- INFORMATION GIVEN:
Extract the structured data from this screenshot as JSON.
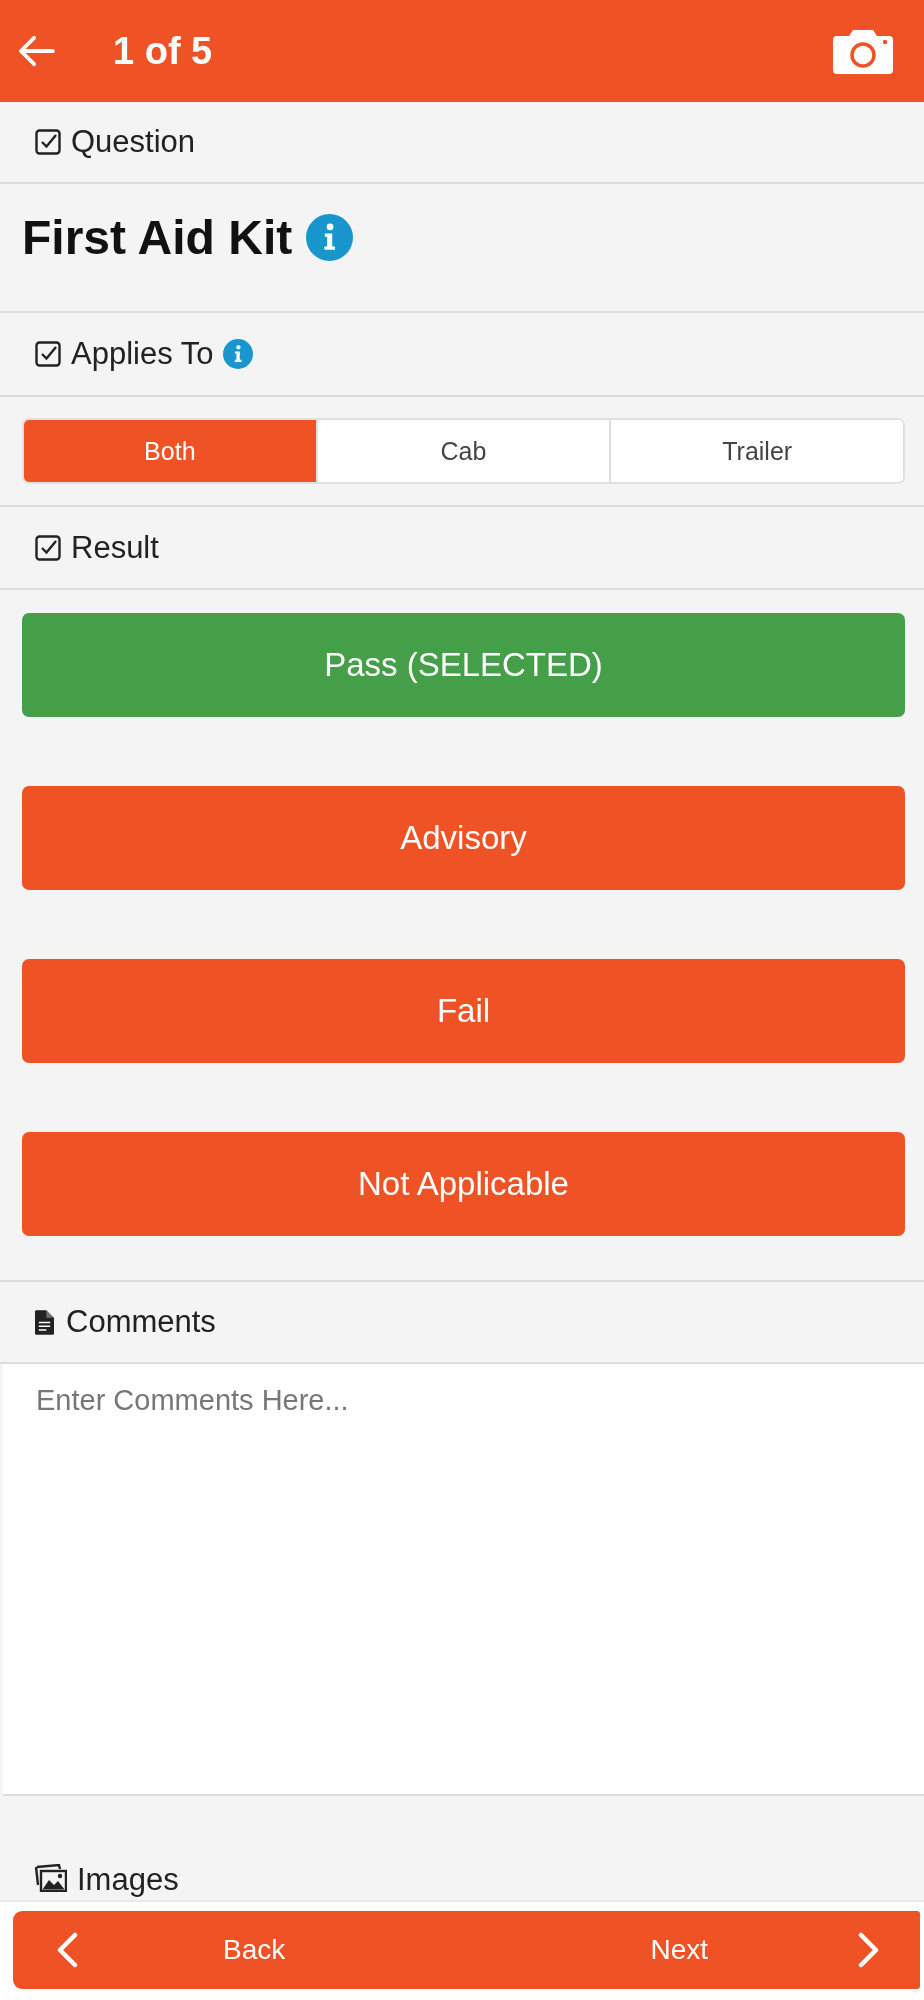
{
  "top_bar": {
    "title": "1 of 5"
  },
  "question": {
    "heading": "Question",
    "title": "First Aid Kit"
  },
  "applies_to": {
    "heading": "Applies To",
    "options": [
      {
        "label": "Both",
        "selected": true
      },
      {
        "label": "Cab",
        "selected": false
      },
      {
        "label": "Trailer",
        "selected": false
      }
    ]
  },
  "result": {
    "heading": "Result",
    "options": [
      {
        "label": "Pass (SELECTED)",
        "selected": true
      },
      {
        "label": "Advisory",
        "selected": false
      },
      {
        "label": "Fail",
        "selected": false
      },
      {
        "label": "Not Applicable",
        "selected": false
      }
    ]
  },
  "comments": {
    "heading": "Comments",
    "placeholder": "Enter Comments Here..."
  },
  "images": {
    "heading": "Images"
  },
  "nav": {
    "back": "Back",
    "next": "Next"
  }
}
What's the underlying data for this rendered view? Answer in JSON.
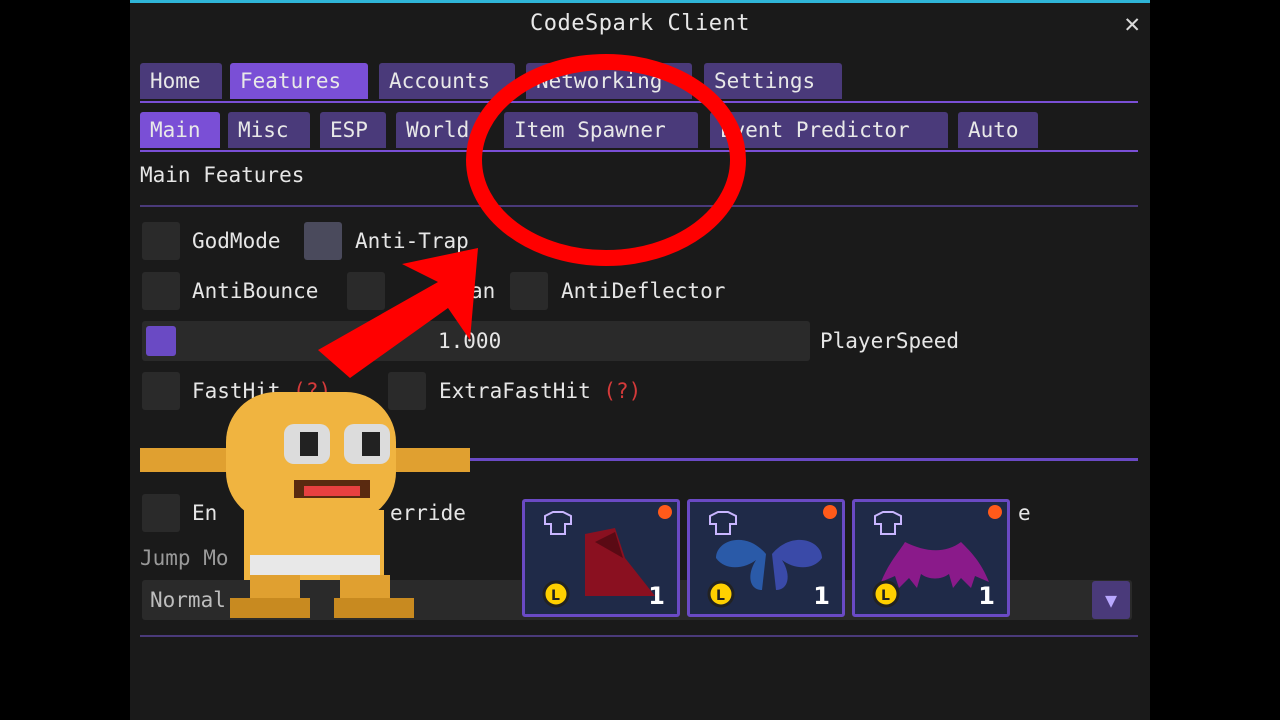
{
  "window": {
    "title": "CodeSpark Client",
    "close_label": "✕"
  },
  "main_tabs": [
    {
      "label": "Home"
    },
    {
      "label": "Features"
    },
    {
      "label": "Accounts"
    },
    {
      "label": "Networking"
    },
    {
      "label": "Settings"
    }
  ],
  "sub_tabs": [
    {
      "label": "Main"
    },
    {
      "label": "Misc"
    },
    {
      "label": "ESP"
    },
    {
      "label": "World"
    },
    {
      "label": "Item Spawner"
    },
    {
      "label": "Event Predictor"
    },
    {
      "label": "Auto"
    }
  ],
  "section": {
    "title": "Main Features"
  },
  "checkboxes": {
    "godmode": "GodMode",
    "anti_trap": "Anti-Trap",
    "anti_bounce": "AntiBounce",
    "anti_ban_partial": "an",
    "anti_deflector": "AntiDeflector",
    "fast_hit": "FastHit",
    "extra_fast_hit": "ExtraFastHit",
    "enable_partial": "En",
    "override_partial": "erride",
    "right_partial": "e",
    "help_marker": "(?)"
  },
  "player_speed": {
    "value": "1.000",
    "label": "PlayerSpeed"
  },
  "jump_mode": {
    "label": "Jump Mo",
    "value": "Normal",
    "arrow": "▼"
  },
  "items": [
    {
      "name": "cape-item",
      "count": "1"
    },
    {
      "name": "wings-item",
      "count": "1"
    },
    {
      "name": "bat-wings-item",
      "count": "1"
    }
  ],
  "colors": {
    "accent": "#7a4fd6",
    "tab": "#4a3a7a",
    "bg": "#1a1a1a",
    "highlight": "#ff0000"
  }
}
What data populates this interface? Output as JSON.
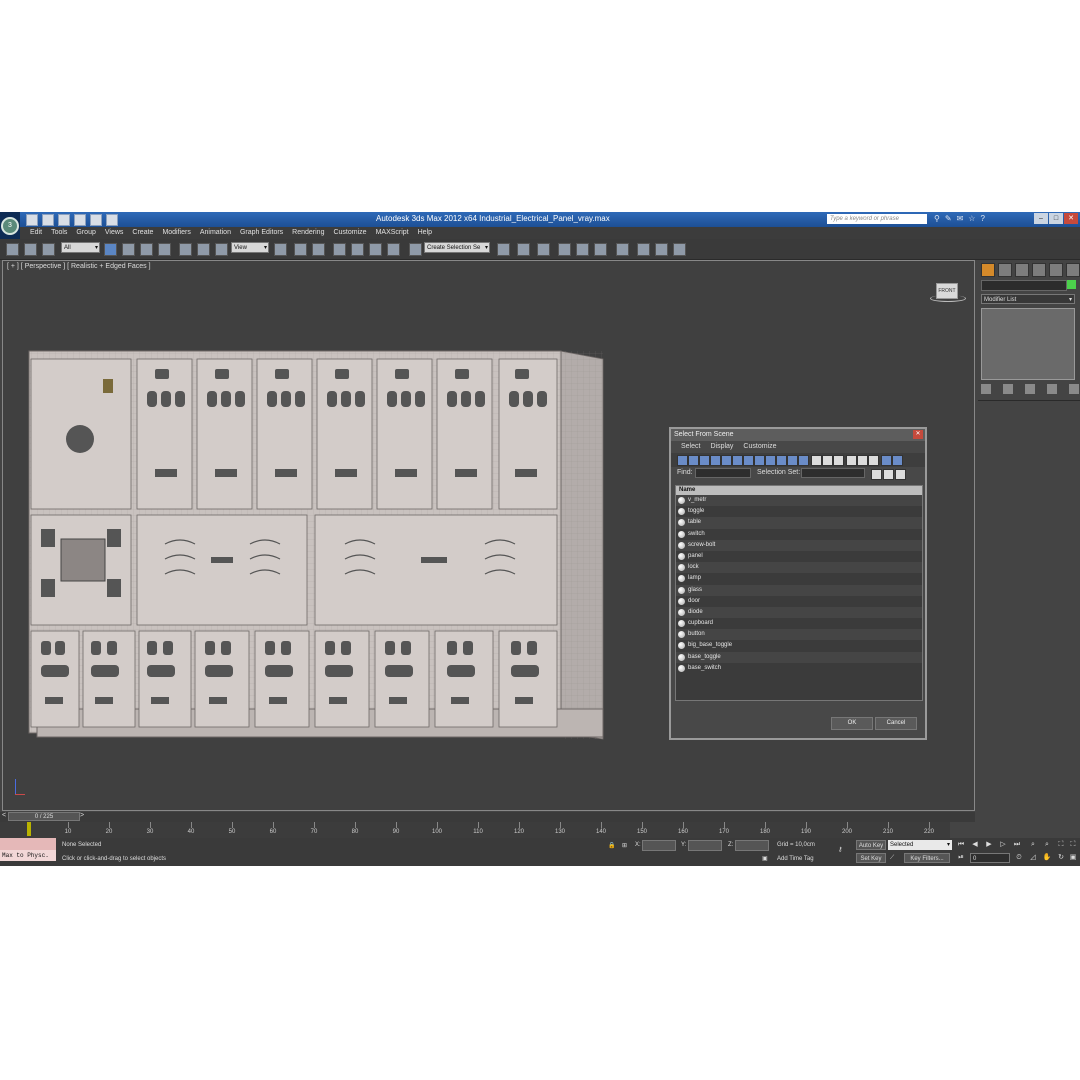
{
  "app": {
    "title": "Autodesk 3ds Max  2012 x64     Industrial_Electrical_Panel_vray.max",
    "search_placeholder": "Type a keyword or phrase",
    "logo": "3ds-max-logo-icon"
  },
  "menu": [
    "Edit",
    "Tools",
    "Group",
    "Views",
    "Create",
    "Modifiers",
    "Animation",
    "Graph Editors",
    "Rendering",
    "Customize",
    "MAXScript",
    "Help"
  ],
  "toolbar": {
    "selection_filter": "All",
    "reference_coord": "View",
    "named_selection": "Create Selection Se"
  },
  "viewport": {
    "label": "[ + ] [ Perspective ] [ Realistic + Edged Faces ]",
    "viewcube_label": "FRONT"
  },
  "dialog": {
    "title": "Select From Scene",
    "menu": [
      "Select",
      "Display",
      "Customize"
    ],
    "find_label": "Find:",
    "selection_set_label": "Selection Set:",
    "column_header": "Name",
    "items": [
      "v_metr",
      "toggle",
      "table",
      "switch",
      "screw-bolt",
      "panel",
      "lock",
      "lamp",
      "glass",
      "door",
      "diode",
      "cupboard",
      "button",
      "big_base_toggle",
      "base_toggle",
      "base_switch"
    ],
    "ok_label": "OK",
    "cancel_label": "Cancel"
  },
  "command_panel": {
    "modifier_list": "Modifier List"
  },
  "timeline": {
    "frame_counter": "0 / 225",
    "ticks": [
      "10",
      "20",
      "30",
      "40",
      "50",
      "60",
      "70",
      "80",
      "90",
      "100",
      "110",
      "120",
      "130",
      "140",
      "150",
      "160",
      "170",
      "180",
      "190",
      "200",
      "210",
      "220"
    ]
  },
  "status": {
    "script_listener": "Max to Physc.",
    "selection_state": "None Selected",
    "prompt": "Click or click-and-drag to select objects",
    "x_label": "X:",
    "y_label": "Y:",
    "z_label": "Z:",
    "grid": "Grid = 10,0cm",
    "add_time_tag": "Add Time Tag",
    "auto_key": "Auto Key",
    "set_key": "Set Key",
    "key_mode": "Selected",
    "key_filters": "Key Filters...",
    "frame": "0"
  },
  "colors": {
    "title_bar": "#1d4f95",
    "ui_background": "#444444",
    "model_color": "#c9c2bf",
    "wire_color": "#7a7472"
  }
}
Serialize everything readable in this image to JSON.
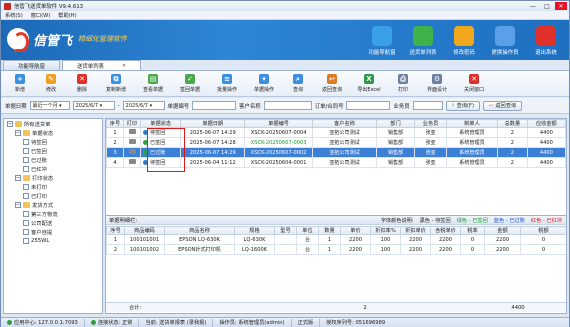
{
  "app": {
    "title": "信管飞送货单软件 V9.4.613"
  },
  "window_buttons": {
    "min": "—",
    "max": "□",
    "close": "✕"
  },
  "menu": [
    "系统(S)",
    "窗口(W)",
    "帮助(H)"
  ],
  "banner": {
    "brand": "信管飞",
    "slogan": "精细化管理软件"
  },
  "top_buttons": [
    {
      "label": "功能导航窗",
      "icon": "navigator-icon",
      "color": "#3aa0e8"
    },
    {
      "label": "送货单列表",
      "icon": "list-icon",
      "color": "#3fb24a"
    },
    {
      "label": "修改密码",
      "icon": "lock-icon",
      "color": "#f2a81d"
    },
    {
      "label": "更换操作员",
      "icon": "user-switch-icon",
      "color": "#5aa0e8"
    },
    {
      "label": "退出系统",
      "icon": "exit-icon",
      "color": "#e0302a"
    }
  ],
  "tabs": [
    {
      "label": "功能导航窗",
      "active": false
    },
    {
      "label": "送货单列表",
      "active": true
    }
  ],
  "toolbar": [
    {
      "label": "新增",
      "color": "#3b8fe0",
      "glyph": "+"
    },
    {
      "label": "修改",
      "color": "#f0a020",
      "glyph": "✎"
    },
    {
      "label": "删除",
      "color": "#e0302a",
      "glyph": "✕"
    },
    {
      "label": "复制新增",
      "color": "#3b8fe0",
      "glyph": "⧉"
    },
    {
      "label": "查看单据",
      "color": "#4aa84a",
      "glyph": "▤"
    },
    {
      "label": "签回单据",
      "color": "#4aa84a",
      "glyph": "✓"
    },
    {
      "label": "批量操作",
      "color": "#3b8fe0",
      "glyph": "≡"
    },
    {
      "label": "单据操作",
      "color": "#3b8fe0",
      "glyph": "▾"
    },
    {
      "label": "查询",
      "color": "#3b8fe0",
      "glyph": "⌕"
    },
    {
      "label": "返回查询",
      "color": "#e07a20",
      "glyph": "↩"
    },
    {
      "label": "导出Excel",
      "color": "#2e9a4a",
      "glyph": "X"
    },
    {
      "label": "打印",
      "color": "#6b7fa0",
      "glyph": "⎙"
    },
    {
      "label": "界面设计",
      "color": "#6b7fa0",
      "glyph": "⚙"
    },
    {
      "label": "关闭窗口",
      "color": "#e0302a",
      "glyph": "✕"
    }
  ],
  "filter": {
    "date_label": "单据日期",
    "range_value": "最近一个月",
    "date_from": "2025/6/7",
    "date_to": "2025/6/7",
    "order_no_label": "单据编号",
    "customer_label": "客户名称",
    "contract_label": "订单/合同号",
    "business_label": "业务员",
    "query_btn": "查询(F)",
    "reset_btn": "返回查询"
  },
  "tree": [
    {
      "label": "所有送货单",
      "level": 0,
      "type": "root"
    },
    {
      "label": "单据状态",
      "level": 1,
      "type": "folder"
    },
    {
      "label": "待签回",
      "level": 2,
      "type": "leaf"
    },
    {
      "label": "已签回",
      "level": 2,
      "type": "leaf"
    },
    {
      "label": "已过账",
      "level": 2,
      "type": "leaf"
    },
    {
      "label": "已红冲",
      "level": 2,
      "type": "leaf"
    },
    {
      "label": "打印状态",
      "level": 1,
      "type": "folder"
    },
    {
      "label": "未打印",
      "level": 2,
      "type": "leaf"
    },
    {
      "label": "已打印",
      "level": 2,
      "type": "leaf"
    },
    {
      "label": "发货方式",
      "level": 1,
      "type": "folder"
    },
    {
      "label": "第三方物流",
      "level": 2,
      "type": "leaf"
    },
    {
      "label": "公司配送",
      "level": 2,
      "type": "leaf"
    },
    {
      "label": "客户自提",
      "level": 2,
      "type": "leaf"
    },
    {
      "label": "255WL",
      "level": 2,
      "type": "leaf"
    }
  ],
  "orders": {
    "columns": [
      "序号",
      "打印",
      "单据状态",
      "单据日期",
      "单据编号",
      "客户名称",
      "部门",
      "业务员",
      "制单人",
      "总数量",
      "应收金额"
    ],
    "rows": [
      {
        "no": "1",
        "status": "待签回",
        "dot": "#2f78d0",
        "date": "2025-06-07 14:29",
        "code": "XSCK-20250607-0004",
        "customer": "亚拓公司测试",
        "dept": "销售部",
        "sales": "张亚",
        "maker": "系统管理员",
        "qty": "2",
        "amount": "4400",
        "selected": false
      },
      {
        "no": "2",
        "status": "已签回",
        "dot": "#2ea043",
        "date": "2025-06-07 14:28",
        "code": "XSCK-20250607-0003",
        "customer": "亚拓公司测试",
        "dept": "销售部",
        "sales": "张亚",
        "maker": "系统管理员",
        "qty": "2",
        "amount": "4400",
        "selected": false
      },
      {
        "no": "3",
        "status": "已过账",
        "dot": "#2ea043",
        "date": "2025-06-07 14:29",
        "code": "XSCK-20250607-0002",
        "customer": "亚拓公司测试",
        "dept": "销售部",
        "sales": "张亚",
        "maker": "系统管理员",
        "qty": "2",
        "amount": "4400",
        "selected": true
      },
      {
        "no": "4",
        "status": "待签回",
        "dot": "#2f78d0",
        "date": "2025-06-04 11:12",
        "code": "XSCK-20250604-0001",
        "customer": "亚拓公司测试",
        "dept": "销售部",
        "sales": "张亚",
        "maker": "系统管理员",
        "qty": "2",
        "amount": "4400",
        "selected": false
      }
    ]
  },
  "detail": {
    "title": "单据明细栏:",
    "legend_prefix": "字体颜色说明:",
    "legend": [
      {
        "label": "黑色 - 待签回",
        "color": "#222222"
      },
      {
        "label": "绿色 - 已签回",
        "color": "#1a9a2a"
      },
      {
        "label": "蓝色 - 已过账",
        "color": "#1a4fd0"
      },
      {
        "label": "红色 - 已红冲",
        "color": "#d01818"
      }
    ],
    "columns": [
      "序号",
      "商品编码",
      "商品名称",
      "规格",
      "型号",
      "单位",
      "数量",
      "单价",
      "折扣率%",
      "折扣单价",
      "含税单价",
      "税率",
      "金额",
      "税额"
    ],
    "rows": [
      {
        "no": "1",
        "code": "100101001",
        "name": "EPSON LQ-630K",
        "spec": "LQ-630K",
        "model": "",
        "unit": "台",
        "qty": "1",
        "price": "2200",
        "disc": "100",
        "dprice": "2200",
        "tprice": "2200",
        "tax": "0",
        "amount": "2200",
        "taxamt": "0"
      },
      {
        "no": "2",
        "code": "100101002",
        "name": "EPSON针式打印机",
        "spec": "LQ-1600K",
        "model": "",
        "unit": "台",
        "qty": "1",
        "price": "2200",
        "disc": "100",
        "dprice": "2200",
        "tprice": "2200",
        "tax": "0",
        "amount": "2200",
        "taxamt": "0"
      }
    ],
    "summary": {
      "label": "合计:",
      "qty": "2",
      "amount": "4400"
    }
  },
  "status": {
    "server": "应用中心: 127.0.0.1:7093",
    "conn": "连接状态: 正常",
    "current": "当前: 送货单报表 (录我报)",
    "operator": "操作员: 系统管理员(admin)",
    "edition": "正式版",
    "license": "授权序列号: 051696989"
  }
}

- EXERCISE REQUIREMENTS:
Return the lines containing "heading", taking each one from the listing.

- RESPONSE:
    "heading": "Question",
    "heading": "Applies To",
    "heading": "Result",
    "heading": "Comments",
    "heading": "Images"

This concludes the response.